Global warming in the Canadian Arctic

Nov 18, 2013

Ph.D. student Karita Negandhi and professor Isabelle Laurion from INRS'Eau Terre Environnement Research Centre, in collaboration with other Canadian, U.S., and French researchers, have been studying methane emissions produced by thawing permafrost in the Canadian Arctic. These emissions are greatly underestimated in current climate models. Their findings, published in the journal PLOS ONE, illustrate the importance of taking into account greenhouse gases emitted by small thaw ponds, as they could have a significant impact on climate.

"We discovered that although the small shallow ponds we studied represent only 44% of the water-covered surface in a Bylot Island valley, they generate 83% of its ," notes water sciences doctoral student Karita Negandhi.

The researchers compared ponds of different shapes and sizes, and studied their physicochemical properties and microbial ecology. To analyze the samples taken on Bylot Island in Nunavut's Sirmilik National Park, they used various methods, including radiocarbon dating, as well as new-generation molecular tools to study the sediment and water microbial communities involved in carbon transformation processes.

The isotopic signatures of the methane emitted by these small ponds indicate that this comes partly from old carbon reserves that have been sequestered in the for millennia. As the permafrost thaws, organic matter is becoming more abundant, promoting the proliferation of aquatic microbes such as methanogenic Archaea, which use various sources of carbon, then release it into the atmosphere in the form of methane and CO2. Consequently, longer summers could lead to an increase in these emissions.

These small thaw ponds have been studied very little up until now, primarily because of their remote location and the attendant logistical constraints. However in the context of global warming, they are worth examining more closely, as they could have an increasingly significant incidence on the transfer of into the atmosphere in the future.

Explore further: Sediment trapped behind dams makes them 'hot spots' for greenhouse gas emissions

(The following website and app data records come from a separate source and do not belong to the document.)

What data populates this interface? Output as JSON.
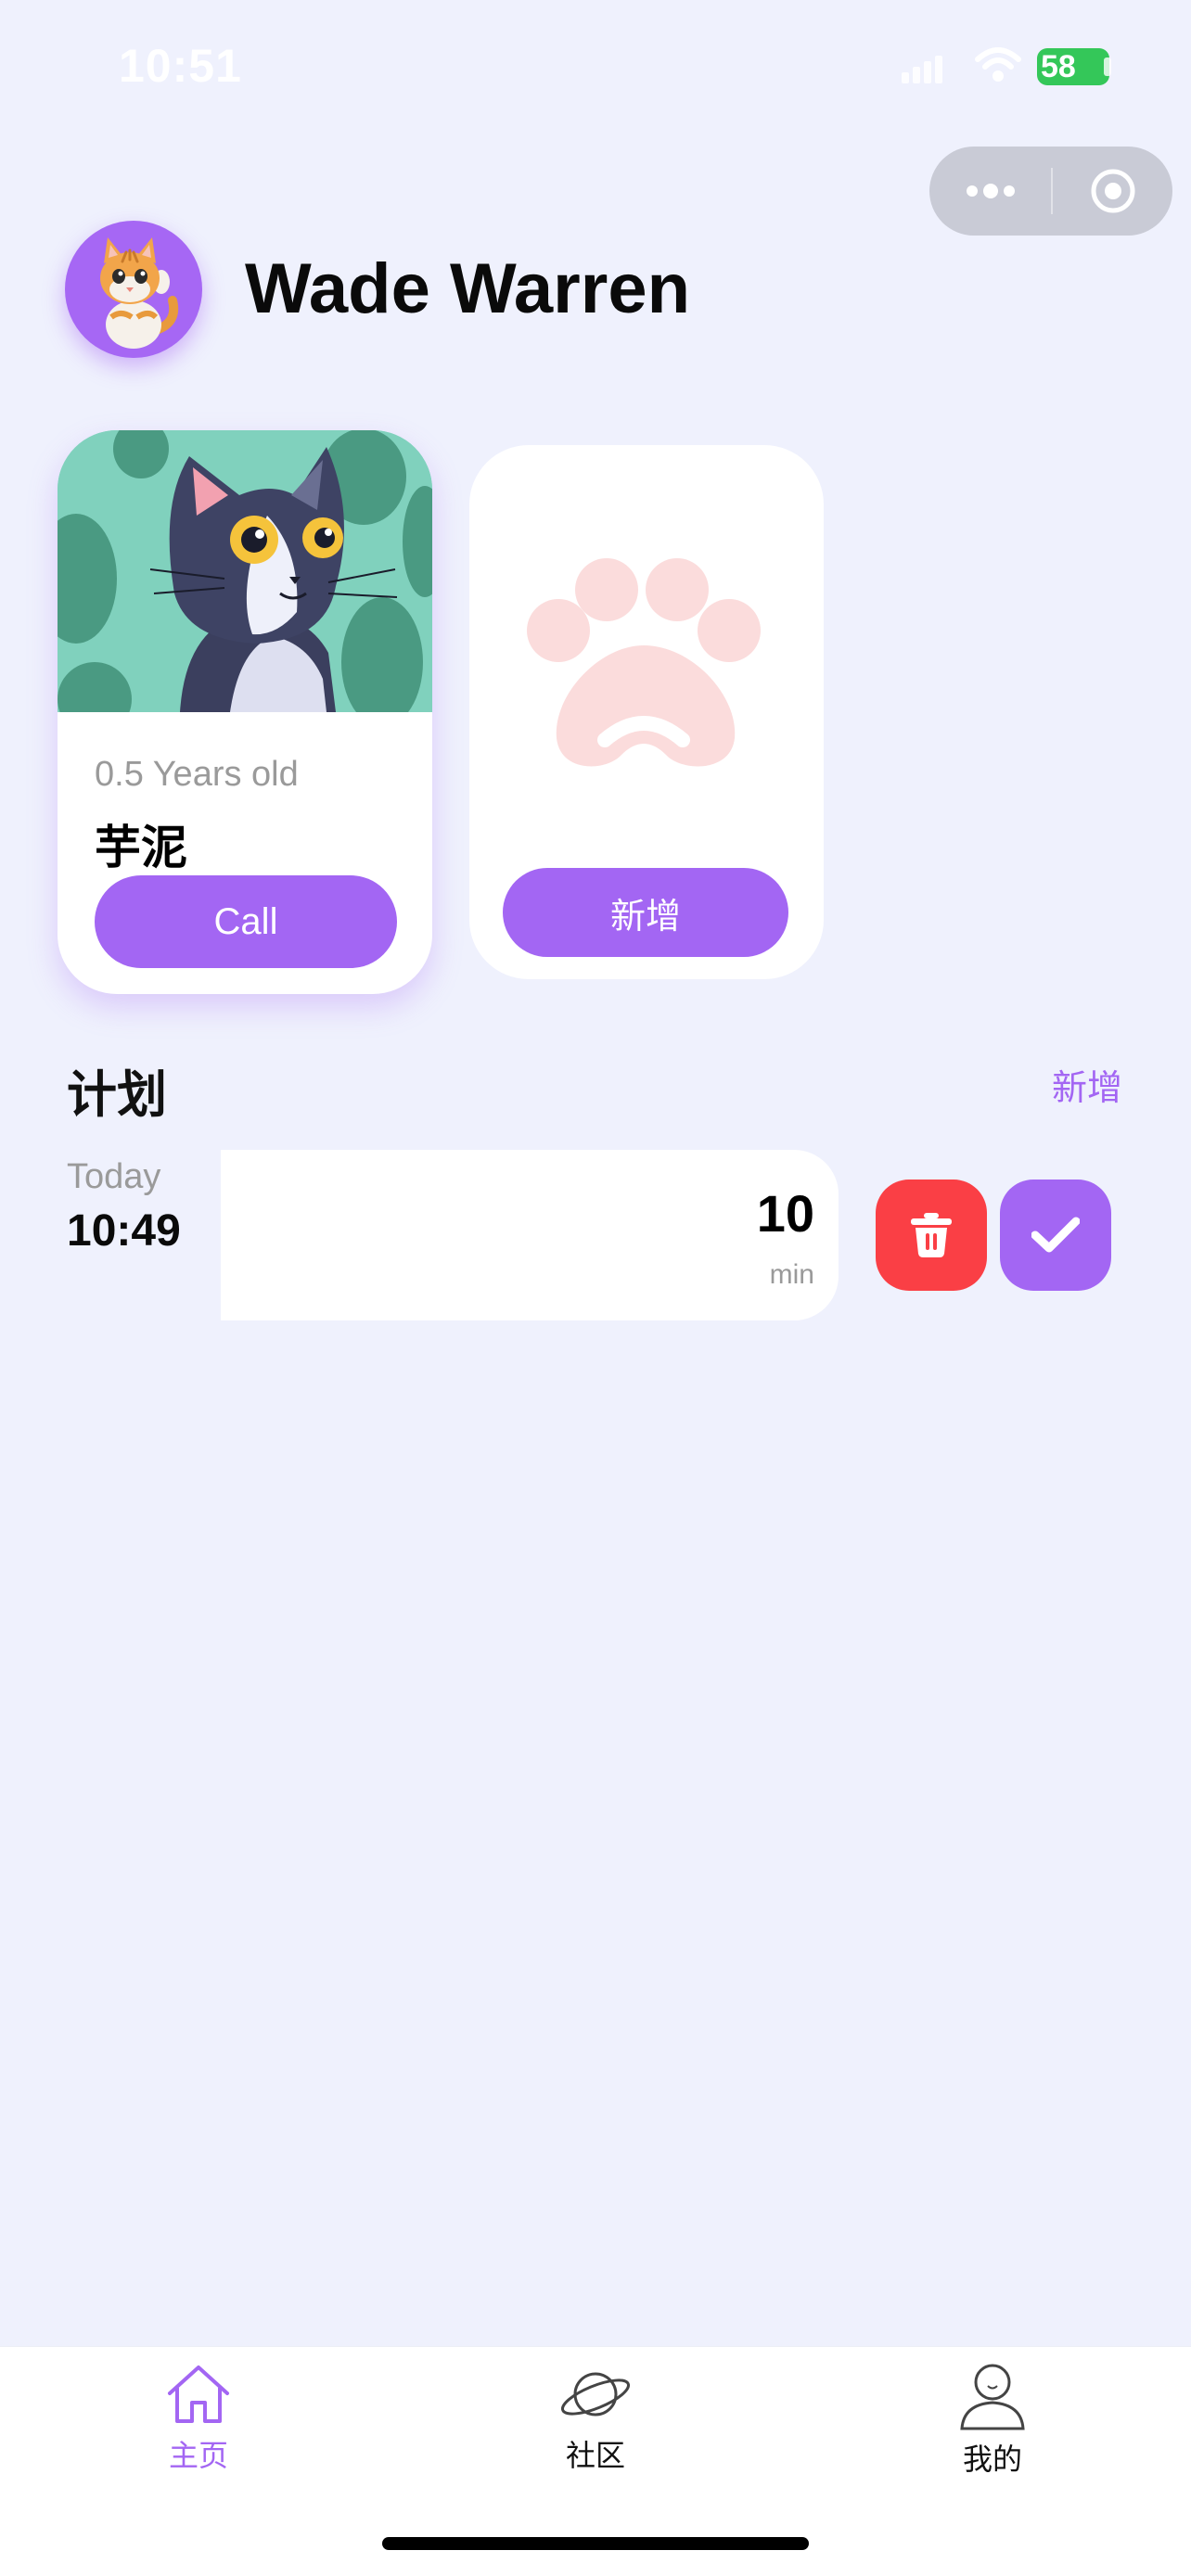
{
  "status_bar": {
    "time": "10:51",
    "battery": "58",
    "icons": [
      "signal-icon",
      "wifi-icon",
      "battery-icon"
    ]
  },
  "capsule": {
    "icons": [
      "more-dots-icon",
      "close-target-icon"
    ]
  },
  "header": {
    "user_name": "Wade Warren",
    "avatar_icon": "kitten-avatar"
  },
  "pets": [
    {
      "age": "0.5 Years old",
      "name": "芋泥",
      "call_label": "Call",
      "photo": "cartoon-cat-photo"
    }
  ],
  "add_pet": {
    "label": "新增",
    "icon": "paw-icon"
  },
  "plan": {
    "title": "计划",
    "add_label": "新增",
    "items": [
      {
        "day": "Today",
        "time": "10:49",
        "duration": "10",
        "unit": "min"
      }
    ]
  },
  "tabs": [
    {
      "label": "主页",
      "icon": "home-icon",
      "active": true
    },
    {
      "label": "社区",
      "icon": "planet-icon",
      "active": false
    },
    {
      "label": "我的",
      "icon": "person-icon",
      "active": false
    }
  ],
  "colors": {
    "accent": "#a366f3",
    "danger": "#fa3f45",
    "background": "#eff1fd"
  }
}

More information: The article entitled "Small thaw ponds: an unaccounted source of methane in the Canadian High Arctic" appeared in PLOS ONE on November 13, 2013.

add to favorites email to friend print save as pdf

Related Stories

New knowledge about permafrost improving climate models

Jul 28, 2013

New research findings from the Centre for Permafrost (CENPERM) at the Department of Geosciences and Natural Resource Management, University of Copenhagen, document that permafrost during thawing may result in a substantial ...

Abrupt permafrost thaw increases climate threat

Nov 30, 2011

As the Arctic warms, greenhouse gases will be released from thawing permafrost faster and at significantly higher levels than previous estimates, according to survey results from 41 international scientists ...

Recommended for you

US delays decision on Keystone pipeline project

Apr 18, 2014

The United States announced Friday a fresh delay on a final decision regarding a controversial Canada to US oil pipeline, saying more time was needed to carry out a review.

New research on Earth's carbon budget

Apr 18, 2014

(Phys.org) —Results from a research project involving scientists from the Desert Research Institute have generated new findings surrounding some of the unknowns of changes in climate and the degree to which ...

User comments : 0

More news stories

China says massive area of its soil polluted

A huge area of China's soil covering more than twice the size of Spain is estimated to be polluted, the government said Thursday, announcing findings of a survey previously kept secret.

UN weather agency warns of 'El Nino' this year

The UN weather agency Tuesday warned there was a good chance of an "El Nino" climate phenomenon in the Pacific Ocean this year, bringing droughts and heavy rainfall to the rest of the world.

NASA's space station Robonaut finally getting legs

Robonaut, the first out-of-this-world humanoid, is finally getting its space legs. For three years, Robonaut has had to manage from the waist up. This new pair of legs means the experimental robot—now stuck ...

Ex-Apple chief plans mobile phone for India

Former Apple chief executive John Sculley, whose marketing skills helped bring the personal computer to desktops worldwide, says he plans to launch a mobile phone in India to exploit its still largely untapped ...

Filipino tests negative for Middle East virus

A Filipino nurse who tested positive for the Middle East virus has been found free of infection in a subsequent examination after he returned home, Philippine health officials said Saturday.

Egypt archaeologists find ancient writer's tomb

Egypt's minister of antiquities says a team of Spanish archaeologists has discovered two tombs in the southern part of the country, one of them belonging to a writer and containing a trove of artifacts including reed pens ...